The Registration Council for Clinical Physiologists (RCCP) was first accredited in early 2018. Clinical physiologists work across six disciplines: audiology, cardiac, gastro-intestinal, neurophysiology, respiratory, and sleep. You may encounter them if you are experiencing problems with your hearing, heart, sleep, breathing and have been referred for tests or are undergoing a procedure such as having a pacemaker implanted. They work in both NHS and private settings as well as in primary, secondary and tertiary care.
Why does it matter?
Clinical physiologists are healthcare workers involved in the diagnosis and management of a wide range of conditions – many of which are sensitive or invasive.
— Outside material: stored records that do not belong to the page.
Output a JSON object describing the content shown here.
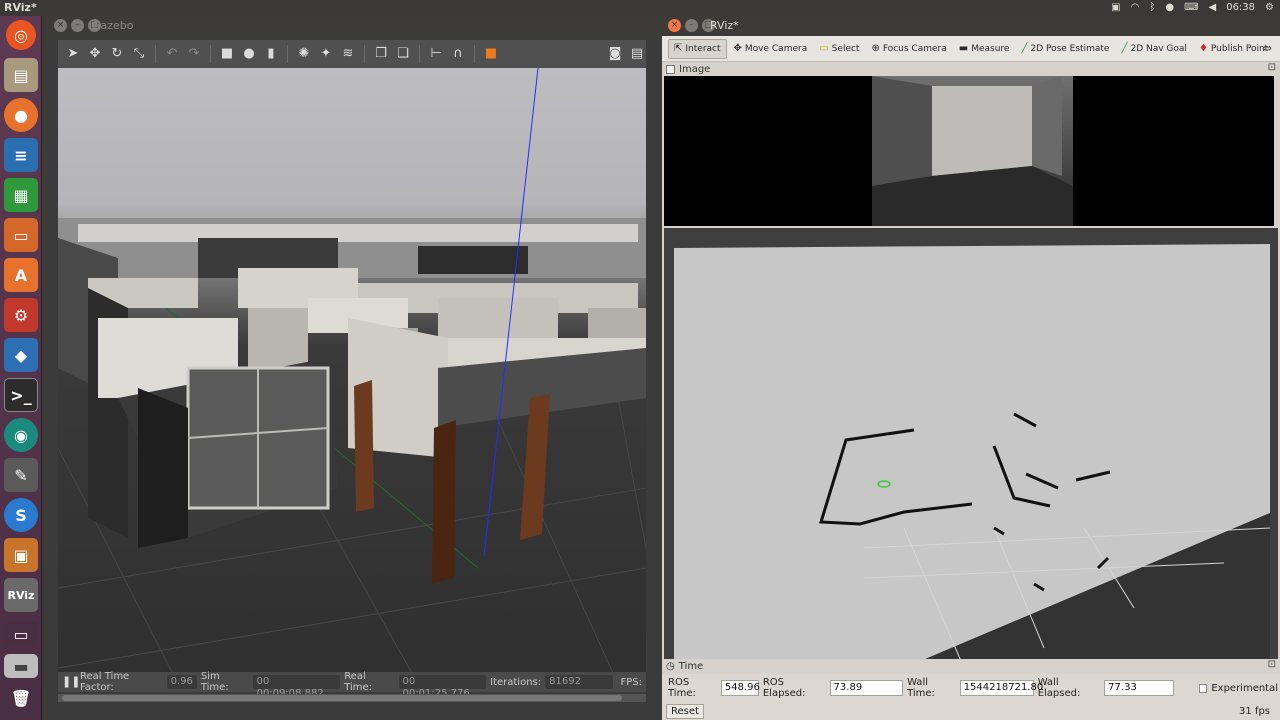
{
  "top_panel": {
    "active_app": "RViz*",
    "clock": "06:38"
  },
  "launcher": {
    "items": [
      "ubuntu-logo",
      "files",
      "firefox",
      "libreoffice-writer",
      "libreoffice-calc",
      "libreoffice-impress",
      "ubuntu-software",
      "system-settings",
      "vscode",
      "terminal",
      "gitkraken",
      "rqt",
      "shutter",
      "virtualbox",
      "rviz",
      "workspace-switcher",
      "usb-drive",
      "trash"
    ],
    "rviz_label": "RViz"
  },
  "gazebo": {
    "title": "Gazebo",
    "status": {
      "rtf_label": "Real Time Factor:",
      "rtf_value": "0.96",
      "sim_time_label": "Sim Time:",
      "sim_time_value": "00 00:09:08.882",
      "real_time_label": "Real Time:",
      "real_time_value": "00 00:01:25.776",
      "iterations_label": "Iterations:",
      "iterations_value": "81692",
      "fps_label": "FPS:"
    }
  },
  "rviz": {
    "title": "RViz*",
    "tools": [
      "Interact",
      "Move Camera",
      "Select",
      "Focus Camera",
      "Measure",
      "2D Pose Estimate",
      "2D Nav Goal",
      "Publish Point"
    ],
    "image_panel_title": "Image",
    "time_panel_title": "Time",
    "time": {
      "ros_time_label": "ROS Time:",
      "ros_time_value": "548.96",
      "ros_elapsed_label": "ROS Elapsed:",
      "ros_elapsed_value": "73.89",
      "wall_time_label": "Wall Time:",
      "wall_time_value": "1544218721.80",
      "wall_elapsed_label": "Wall Elapsed:",
      "wall_elapsed_value": "77.33",
      "experimental_label": "Experimental"
    },
    "reset_label": "Reset",
    "fps": "31 fps"
  }
}
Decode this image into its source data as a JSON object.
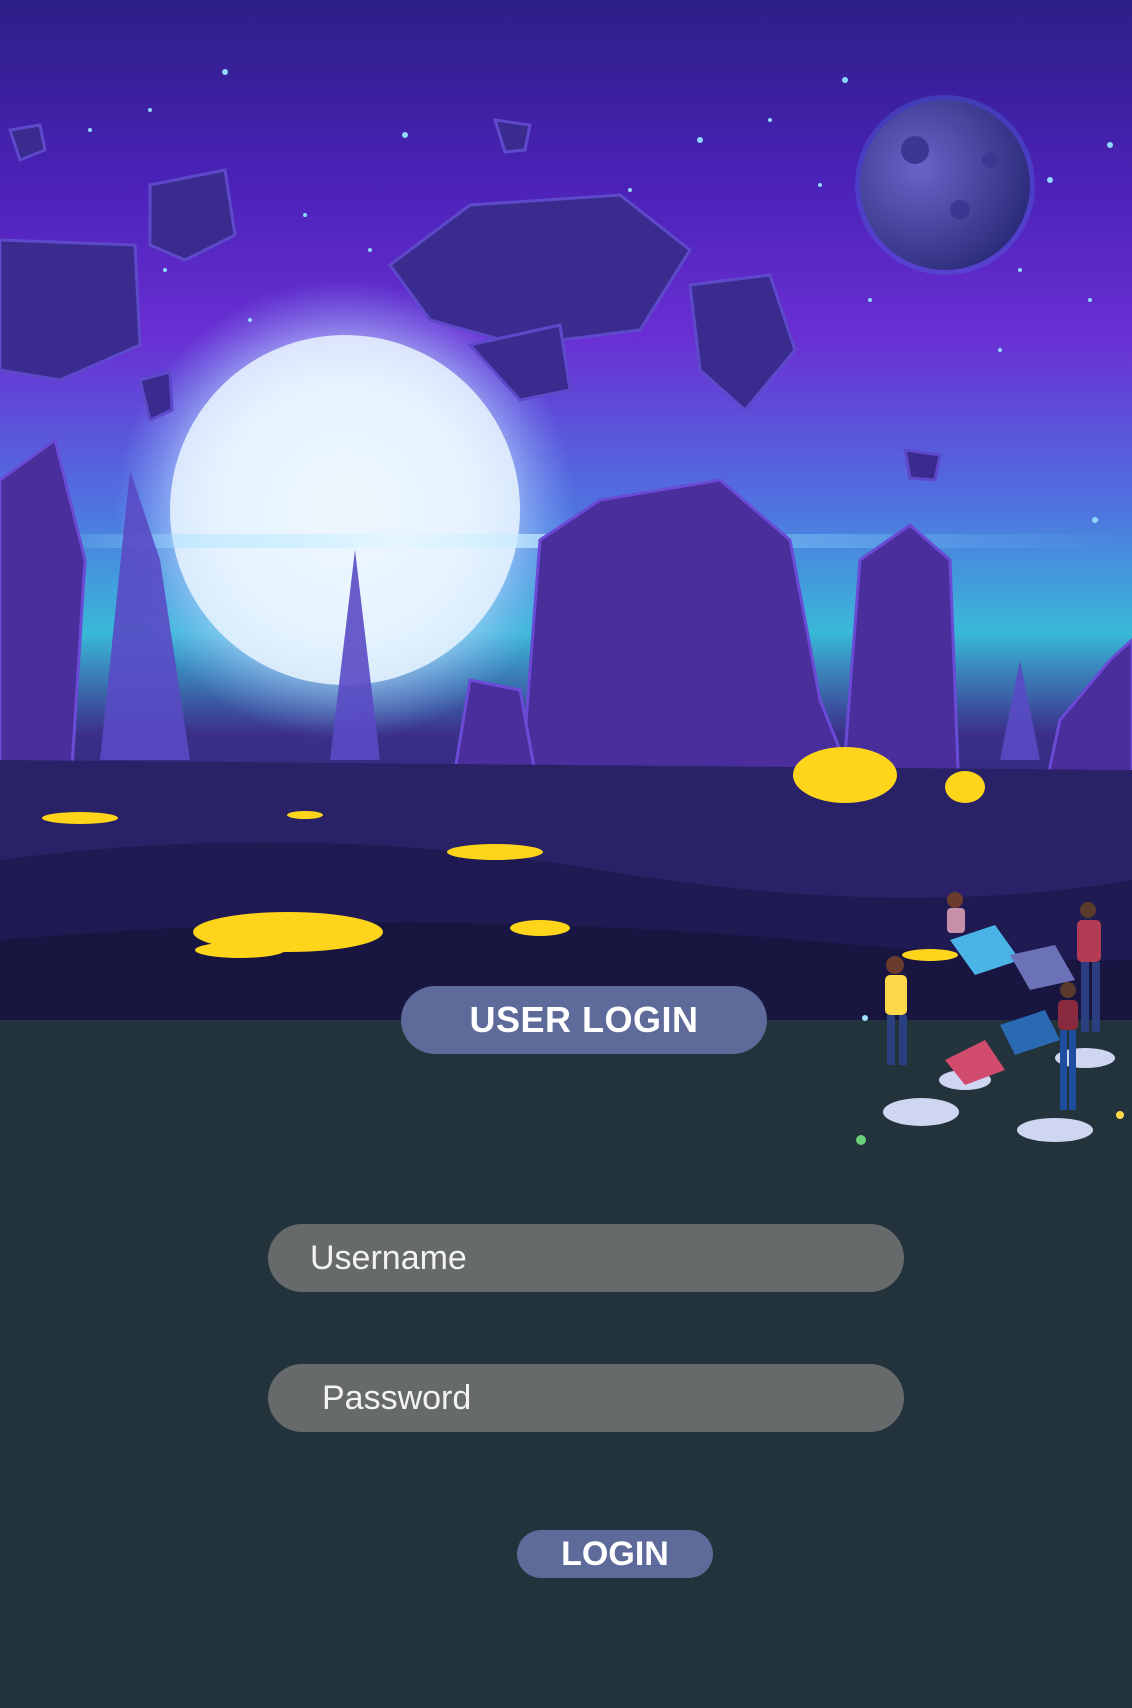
{
  "header": {
    "title": "USER LOGIN"
  },
  "form": {
    "username_placeholder": "Username",
    "password_placeholder": "Password",
    "submit_label": "LOGIN"
  },
  "colors": {
    "background": "#22333b",
    "pill": "#5e6a9a",
    "field": "#676a6a",
    "text": "#ffffff"
  },
  "illustrations": {
    "hero": "alien-landscape-illustration",
    "team": "team-puzzle-illustration"
  }
}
The profession of clinical physiologist is not subject to statutory health regulation. It is therefore important to have a means of ensuring that clinical physiologists have the right training and qualifications to practise safely and competently and, if for any reason something does go wrong, there is a clear route to raise concerns. The RCCP recognised that gaining accreditation for its registrants would achieve this.
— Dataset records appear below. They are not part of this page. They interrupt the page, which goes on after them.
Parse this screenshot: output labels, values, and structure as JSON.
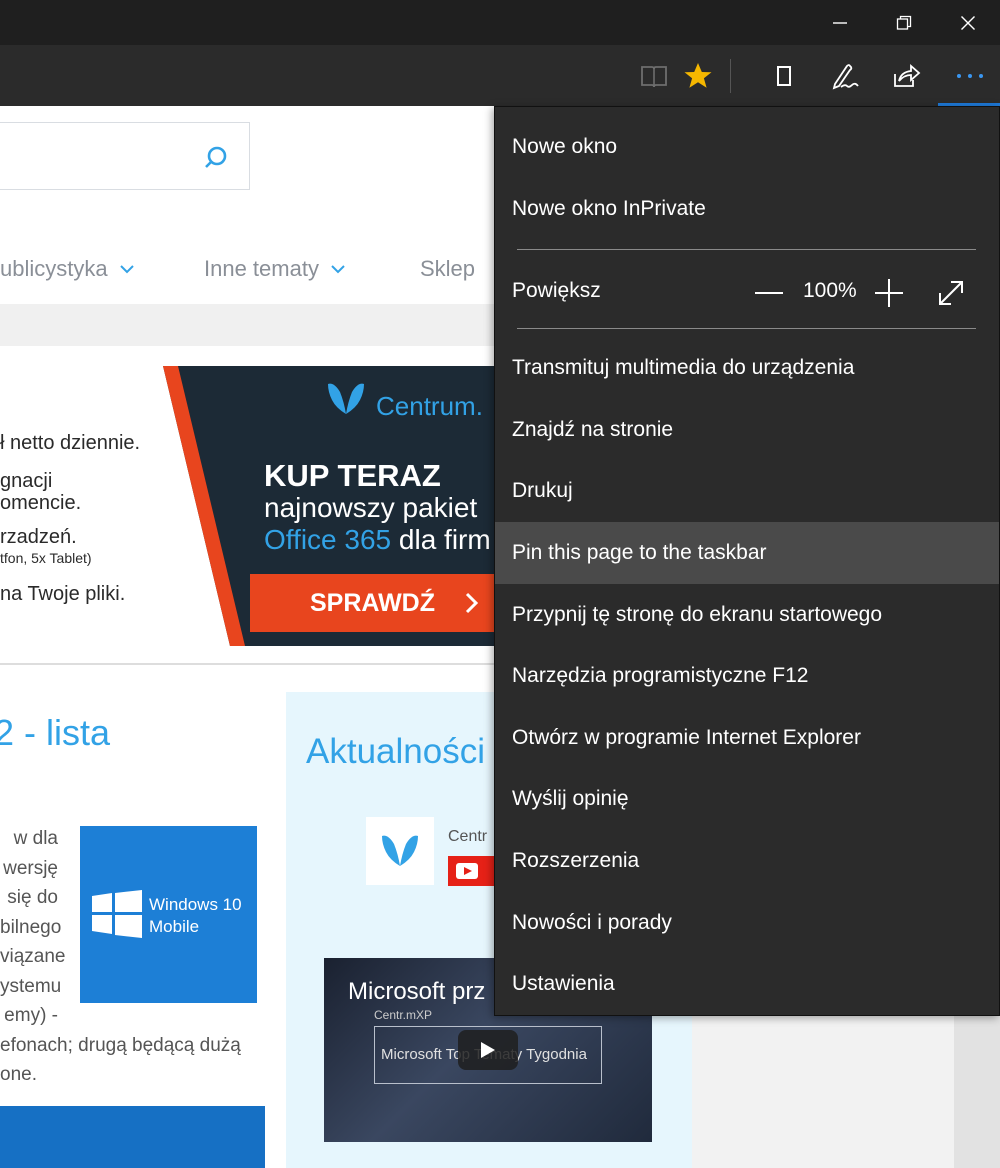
{
  "colors": {
    "accent": "#1e78d6",
    "favorite_star": "#f5b700",
    "menu_bg": "#2b2b2b",
    "menu_hover": "#4a4a4a",
    "site_blue": "#32a2e6",
    "cta_orange": "#e8451e"
  },
  "titlebar": {
    "icons": [
      "minimize-icon",
      "restore-icon",
      "close-icon"
    ]
  },
  "toolbar": {
    "icons": [
      "reading-view-icon",
      "favorite-star-icon",
      "reading-list-icon",
      "web-note-icon",
      "share-icon",
      "more-actions-icon"
    ]
  },
  "page": {
    "nav": [
      {
        "label": "ublicystyka"
      },
      {
        "label": "Inne tematy"
      },
      {
        "label": "Sklep"
      }
    ],
    "banner": {
      "lines": [
        "ł netto dziennie.",
        "gnacji",
        "omencie.",
        "rzadzeń.",
        "tfon, 5x Tablet)",
        "na Twoje pliki."
      ],
      "brand": "Centrum.",
      "headline": "KUP TERAZ",
      "line1": "najnowszy pakiet",
      "office": "Office 365",
      "office_suffix": " dla firm",
      "cta": "SPRAWDŹ"
    },
    "article": {
      "title": "2 - lista",
      "lines": [
        "w  dla",
        "wersję",
        "się do",
        "bilnego",
        "viązane",
        "ystemu",
        "emy) -",
        "efonach;  drugą  będącą  dużą",
        "one."
      ],
      "tile_line1": "Windows 10",
      "tile_line2": "Mobile"
    },
    "news": {
      "title": "Aktualności",
      "channel": "Centr",
      "video_title": "Microsoft prz",
      "video_watermark": "Centr.mXP",
      "video_box": "Microsoft Top Tematy Tygodnia"
    }
  },
  "menu": {
    "items_top": [
      {
        "label": "Nowe okno"
      },
      {
        "label": "Nowe okno InPrivate"
      }
    ],
    "zoom": {
      "label": "Powiększ",
      "value": "100%"
    },
    "items": [
      {
        "label": "Transmituj multimedia do urządzenia"
      },
      {
        "label": "Znajdź na stronie"
      },
      {
        "label": "Drukuj"
      },
      {
        "label": "Pin this page to the taskbar"
      },
      {
        "label": "Przypnij tę stronę do ekranu startowego"
      },
      {
        "label": "Narzędzia programistyczne F12"
      },
      {
        "label": "Otwórz w programie Internet Explorer"
      },
      {
        "label": "Wyślij opinię"
      },
      {
        "label": "Rozszerzenia"
      },
      {
        "label": "Nowości i porady"
      },
      {
        "label": "Ustawienia"
      }
    ],
    "hovered_item": "Pin this page to the taskbar"
  }
}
How did the RCCP improve public protection to meet the Standards of Accreditation?
When RCCP achieved accreditation, two conditions were imposed with deadlines as well as eight instructions and 13 learning points. The conditions related to ensuring its registrants could provide evidence of indemnity insurance; and ensuring the accuracy of its register. The instructions and learning points covered: the need to improve clarity of various processes and procedures; policies around restoration and readmission to the register and publication of sanctions; risk management; and business continuity.
What difference has this made?
“The process of engaging with the Authority and having to meet its comprehensive standards framework has been a major stimulant to defining, implementing and managing a rigorous programme of registration underpinned by ‘Fitness to Practise’ procedures and the accreditation of education and training providers, courses and qualifications. An added benefit has been the establishment of a ‘Collaborative’ involving the Accredited Registers which has enabled the ‘sharing’ of expertise and good practice.” Paul Burgess, Chair of RCCP